Dr. Tasneem Khaleel
professor, botany and biology
October 9, 2015
By Cassie Winter, University Relations and Communications
Tell me about your education?
My Ph.D is from India, at Bangalore University and I was the first woman to get a Ph.D from that university. I started education at a very young age because I started school when I was about 3. In those days there was not an age limit to start school, when your parents felt you were ready they took you to school. From then on it was up to you. When I started off, there was no kindergarten or pre-school, it was first grade. I sat on the teacher’s lap most of the time because I was so little.
Why did you study botany?
When I was a student in India, botany was a man’s field. They did not really take women in graduate courses for botany because they look at botany as a field science. Since the graduate seats were so limited they didn’t take a whole lot of graduate students. They thought if they took in a girl student, the only option for her would be to teach botany, not go out to the field. They still looked at women in those days as better at home and in the classroom than in the field. That was a challenge for me. I just wanted to prove to them one could be in the field as well.
When did you know you wanted to become an educator?
Oh I loved teaching right from the beginning. One of the reasons you do your masters in any discipline in India was so that you can teach in college. When I graduated with my masters degree in botany, I was 19 years old at the time and so I went off to find a job. There was one person who was in charge of recruiting and allocating all of the lecturer positions. So I talked to him and said, I need a job but he took one look at me and said, you look like you just came out of high school. He didn’t think I would be impressive enough in front of a classroom and to be able to control a classroom, the kids wouldn’t take me seriously. So I sat there and cried, I wanted the job and he refused to give me something that I had a passion to teach. I didn’t want to keep all the knowledge to myself. So then he said how about if you went and did a Ph.D. and then came back a few years later and by then you will have grown up a bit. I took him up on that option but there was no Ph.D. program at the university so he said he would help start one, which he did. And then we got the university grant fellowship to support me and I did my Ph.D. By then I wasn’t interested in going to him anymore to teach because people were after me to come and teach being I was the first woman with a Ph.D. there.
Tell us about your passion, building the herbarium at MSUB?
The value of the herbarium is based on what plant collections you have in it. When I first came here there were just two wooden cabinets here, with maybe 500 specimens.
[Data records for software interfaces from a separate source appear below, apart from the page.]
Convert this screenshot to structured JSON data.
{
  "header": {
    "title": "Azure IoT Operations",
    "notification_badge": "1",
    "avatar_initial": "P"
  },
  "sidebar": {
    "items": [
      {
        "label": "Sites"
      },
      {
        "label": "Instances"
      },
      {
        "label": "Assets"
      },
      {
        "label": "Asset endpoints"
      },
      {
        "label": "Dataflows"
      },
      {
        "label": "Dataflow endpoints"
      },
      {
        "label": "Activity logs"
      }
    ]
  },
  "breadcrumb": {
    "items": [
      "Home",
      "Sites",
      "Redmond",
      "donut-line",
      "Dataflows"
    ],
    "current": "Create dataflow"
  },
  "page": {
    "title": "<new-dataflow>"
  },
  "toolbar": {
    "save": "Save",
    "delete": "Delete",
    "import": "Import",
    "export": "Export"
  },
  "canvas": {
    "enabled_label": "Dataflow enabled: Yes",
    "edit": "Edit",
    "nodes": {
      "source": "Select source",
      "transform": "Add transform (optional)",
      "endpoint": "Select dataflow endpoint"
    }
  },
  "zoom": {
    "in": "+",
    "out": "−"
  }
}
And they said, this is your herbarium. It was shocking because where I came from there is a whole building dedicated to the herbarium. So I challenged myself to build a herbarium here. The very first grant I wrote was to buy herbarium cabinets. The next step I did was to call out to local agents here who had small collections to see if they were willing to consolidate to a central location. The US Forest Service, United States Department of Agriculture, Bureau of Land Management and Rocky Mountain College were all very willing to give collections and we incorporated those in our herbarium. Over the years, the herbarium is a part of the national database with about 16,000 specimens.
Of the classes you teach, what is your favorite?
All of my classes are my favorite classes. I love teaching. I teach freshman biology, in fact that’s one of my most favorite classes to be honest. That’s when students are first starting out and I’m introducing them to biology for the first time and to get them excited about that. I really enjoy doing that and it gives me opportunities to mentor students because they’re just starting out. My second most favorite is plant systematics, they are both equally enjoyable classes for me. I just love teaching botany.